“We’re transforming energy efficiency upgrades from perceived expenses to high-return investment opportunities,” said Mark Orlowski, executive director of the Sustainable Endowments Institute, which is coordinating The Challenge along with 13 partner organizations. “Berkshire School should be commended for rising to The Challenge and investing in energy efficiency improvements on campus.”
The Billion Dollar Green Challenge launched publicly on October 11 at the Association for the Advancement of Sustainability in Higher Education conference in Pittsburgh. With more than 2,500 participants, including representatives of Berkshire School, the conference was the largest gathering to date on higher education sustainability.
“The Billion Dollar Green Challenge asks our higher education systems to invest in green revolving funds to support the campus sustainability movement. AASHE supports the Challenge in that these funds will help institutions become more sustainable and will help the higher education community understand the commitment they are making to a just and sustainable future” said Paul Rowland, Executive Director, of the Association for the Advancement of Sustainability in Higher Education.
In advance of the launch, 33 institutions, including Berkshire School, have already joined The Challenge’s Founding Circle by committing to invest a cumulative total of more than $65 million in green revolving funds. In addition to Harvard, Stanford and ASU, other Founding Circle institutions include Caltech, Dartmouth, George Washington, Middlebury, the University of British Columbia, and Weber State University. (See complete list here)
Several Founding Circle schools have already established funds and are enthusiastic about the benefits.
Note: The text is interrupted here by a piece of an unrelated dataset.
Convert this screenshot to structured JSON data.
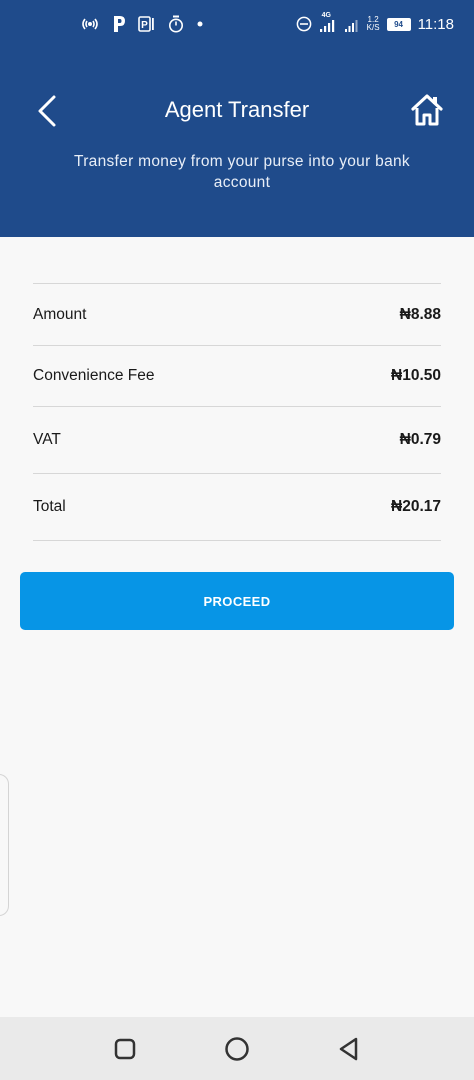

Harvard’s Office for Sustainability Director Heather Henriksen said, “The Green Loan Fund has generated high returns on investment, while improving Harvard's environmental impact and our bottom line." Endowment investments, operating funds and alumni donations have all been used to establish green revolving funds at institutions across the country.
Guided by a 34-member expert advisory council, The Billion Dollar Green Challenge offers technical assistance, best practices sharing, access to an advanced web-based tool for managing green revolving funds, peer institutions' project-specific data and invitations to specialized webinars and conferences.
The Billion Dollar Green Challenge has received financial support from the David Rockefeller Fund, HOK, John Merck Fund, Kresge Foundation, Merck Family Fund, Rockefeller Brothers Fund, Roy A. Hunt Foundation, U.S. Environmental Protection Agency’s Green Power Partnership, and the Wallace Global Fund.
Please visit www.GreenBillion.org for more information.